That fired up Anna's imagination and she drew up a plan. Her boss Clive Laing was all for it.

Basil Fawltey
The idea becomes more attractive all the time
"This is Silicon Valley. It's the future and we have to embrace it, especially when it comes from the grassroots," he says.

But less prosaic matters conspired to make Anna's dream a reality. The Westin's director of sales and marketing, Richard Brooks, says the hotel, like many businesses in Silicon Valley, could not afford to lose a valued employee.

"Here unemployment is at an all time low. In the hotel industry, we don't have the salaries they pay at Cisco, Palm or Sun Micro, so there's always going to be a high turnover.

"We constantly have to deal with that issue and this is one way we have found to resolve it."

And at $50,000, the hotel brass thought it was worth a try.

No tip required

So far, "Virtual Anna" seems to be going down well with the guests.

Anna Morris
Anna Morris: A more satisfying home-work balance
When Donn Perlmann from Chicago asked for help getting to the airport, he was delighted with the service.

"It's just as courteous, congenial and professional as it would be in person, with the advantage that I didn't have to leave a tip," he says.

Jean Folger, who wanted a restaurant booking, was effusive in her praise.

"It's amazing. It's the first time I've ever seen this. I want to have one of these at work too."

Anna hasn't cut her ties completely. She still comes into the hotel once a week to see colleagues and go to meetings.

More importantly, being virtual means more than just being able to keep doing a job she loves.

"It's wonderful I have a life again."

Anna Morris, head concierge
"Every day I'm learning something new about working virtual"
Hotel manager Clive Laing
"We did look at doing all this over the internet at first"
See also:

06 Nov 00 | Science/Nature
18 Sep 00 | Business
22 Feb 00 | UK
19 Apr 00 | Entertainment
Internet links:

The BBC is not responsible for the content of external internet sites

Links to more Science/Nature stories are at the foot of the page.

E-mail this story to a friend
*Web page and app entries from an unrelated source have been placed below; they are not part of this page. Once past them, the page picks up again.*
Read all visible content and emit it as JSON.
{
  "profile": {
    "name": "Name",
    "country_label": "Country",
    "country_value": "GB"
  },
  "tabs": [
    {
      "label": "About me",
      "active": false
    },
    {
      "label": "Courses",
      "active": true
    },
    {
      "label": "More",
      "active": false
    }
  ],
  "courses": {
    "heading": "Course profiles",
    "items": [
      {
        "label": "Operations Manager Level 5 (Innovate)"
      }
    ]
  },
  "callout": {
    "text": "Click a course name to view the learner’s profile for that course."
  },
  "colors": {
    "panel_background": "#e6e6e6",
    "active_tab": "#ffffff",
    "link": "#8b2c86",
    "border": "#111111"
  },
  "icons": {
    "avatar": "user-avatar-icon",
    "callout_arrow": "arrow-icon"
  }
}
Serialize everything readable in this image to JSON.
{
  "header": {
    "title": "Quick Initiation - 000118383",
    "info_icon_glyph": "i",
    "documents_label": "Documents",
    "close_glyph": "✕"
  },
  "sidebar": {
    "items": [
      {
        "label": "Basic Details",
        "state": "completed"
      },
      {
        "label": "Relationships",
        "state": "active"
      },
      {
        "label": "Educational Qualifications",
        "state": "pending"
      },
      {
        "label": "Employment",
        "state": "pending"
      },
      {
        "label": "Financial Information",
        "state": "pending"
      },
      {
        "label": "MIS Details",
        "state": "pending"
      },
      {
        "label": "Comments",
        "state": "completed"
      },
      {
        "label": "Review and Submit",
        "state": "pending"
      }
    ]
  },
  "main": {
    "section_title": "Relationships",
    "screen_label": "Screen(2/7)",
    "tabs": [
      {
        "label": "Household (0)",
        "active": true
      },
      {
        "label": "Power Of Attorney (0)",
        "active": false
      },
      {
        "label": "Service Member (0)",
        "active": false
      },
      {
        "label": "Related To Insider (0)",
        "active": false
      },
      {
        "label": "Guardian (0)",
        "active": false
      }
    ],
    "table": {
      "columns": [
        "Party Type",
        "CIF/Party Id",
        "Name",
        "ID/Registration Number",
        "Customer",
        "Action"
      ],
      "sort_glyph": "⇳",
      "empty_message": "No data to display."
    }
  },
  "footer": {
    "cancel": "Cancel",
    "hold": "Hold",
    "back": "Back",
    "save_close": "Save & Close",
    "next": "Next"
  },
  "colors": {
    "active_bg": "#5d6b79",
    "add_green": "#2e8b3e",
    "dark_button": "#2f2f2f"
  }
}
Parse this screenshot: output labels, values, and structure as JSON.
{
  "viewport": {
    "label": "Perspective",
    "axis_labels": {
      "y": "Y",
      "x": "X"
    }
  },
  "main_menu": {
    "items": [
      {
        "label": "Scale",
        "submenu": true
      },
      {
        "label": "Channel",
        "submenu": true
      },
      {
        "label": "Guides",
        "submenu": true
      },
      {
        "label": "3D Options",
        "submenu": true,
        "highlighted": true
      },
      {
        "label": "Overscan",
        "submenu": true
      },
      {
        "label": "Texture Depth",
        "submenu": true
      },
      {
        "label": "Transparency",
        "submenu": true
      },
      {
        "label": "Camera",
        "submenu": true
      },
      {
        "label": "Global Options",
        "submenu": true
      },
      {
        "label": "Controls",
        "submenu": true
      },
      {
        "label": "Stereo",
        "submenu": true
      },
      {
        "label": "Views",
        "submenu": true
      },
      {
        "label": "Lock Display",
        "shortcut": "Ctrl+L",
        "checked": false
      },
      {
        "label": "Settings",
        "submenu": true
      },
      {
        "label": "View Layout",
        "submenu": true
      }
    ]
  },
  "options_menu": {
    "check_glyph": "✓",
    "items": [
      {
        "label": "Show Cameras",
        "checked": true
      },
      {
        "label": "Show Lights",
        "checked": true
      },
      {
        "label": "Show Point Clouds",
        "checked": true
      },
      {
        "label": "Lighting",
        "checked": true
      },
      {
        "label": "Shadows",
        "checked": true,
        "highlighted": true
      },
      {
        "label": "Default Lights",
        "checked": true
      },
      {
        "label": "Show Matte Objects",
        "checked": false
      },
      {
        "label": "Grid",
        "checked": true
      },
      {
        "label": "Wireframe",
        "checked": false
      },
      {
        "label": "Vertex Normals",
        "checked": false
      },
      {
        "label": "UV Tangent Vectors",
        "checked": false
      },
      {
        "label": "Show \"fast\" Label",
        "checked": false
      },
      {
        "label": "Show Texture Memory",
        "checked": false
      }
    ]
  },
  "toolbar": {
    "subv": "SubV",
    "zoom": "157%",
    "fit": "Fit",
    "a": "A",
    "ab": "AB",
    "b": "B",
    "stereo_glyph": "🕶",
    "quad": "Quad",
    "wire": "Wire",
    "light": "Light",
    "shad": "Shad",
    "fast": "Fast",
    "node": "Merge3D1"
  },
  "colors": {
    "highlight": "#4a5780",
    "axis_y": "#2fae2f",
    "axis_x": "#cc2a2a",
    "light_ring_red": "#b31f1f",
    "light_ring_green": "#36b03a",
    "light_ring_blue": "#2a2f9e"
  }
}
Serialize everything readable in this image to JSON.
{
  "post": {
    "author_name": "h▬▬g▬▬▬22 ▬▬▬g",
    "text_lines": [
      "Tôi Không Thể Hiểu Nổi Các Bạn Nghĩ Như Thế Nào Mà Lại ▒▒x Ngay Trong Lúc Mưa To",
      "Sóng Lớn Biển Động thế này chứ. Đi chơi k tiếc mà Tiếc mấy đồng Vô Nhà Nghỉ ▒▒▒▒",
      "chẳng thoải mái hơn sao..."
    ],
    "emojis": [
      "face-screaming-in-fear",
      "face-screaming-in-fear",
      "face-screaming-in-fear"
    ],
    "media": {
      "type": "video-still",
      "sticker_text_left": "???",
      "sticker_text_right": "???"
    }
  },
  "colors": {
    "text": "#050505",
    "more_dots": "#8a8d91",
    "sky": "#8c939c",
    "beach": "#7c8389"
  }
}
Links to more Science/Nature stories

© BBC ^^ Back to top

News Front Page | Africa | Americas | Asia-Pacific | Europe | Middle East |
South Asia | UK | Business | Entertainment | Science/Nature |
Technology | Health | Talking Point | Country Profiles | In Depth |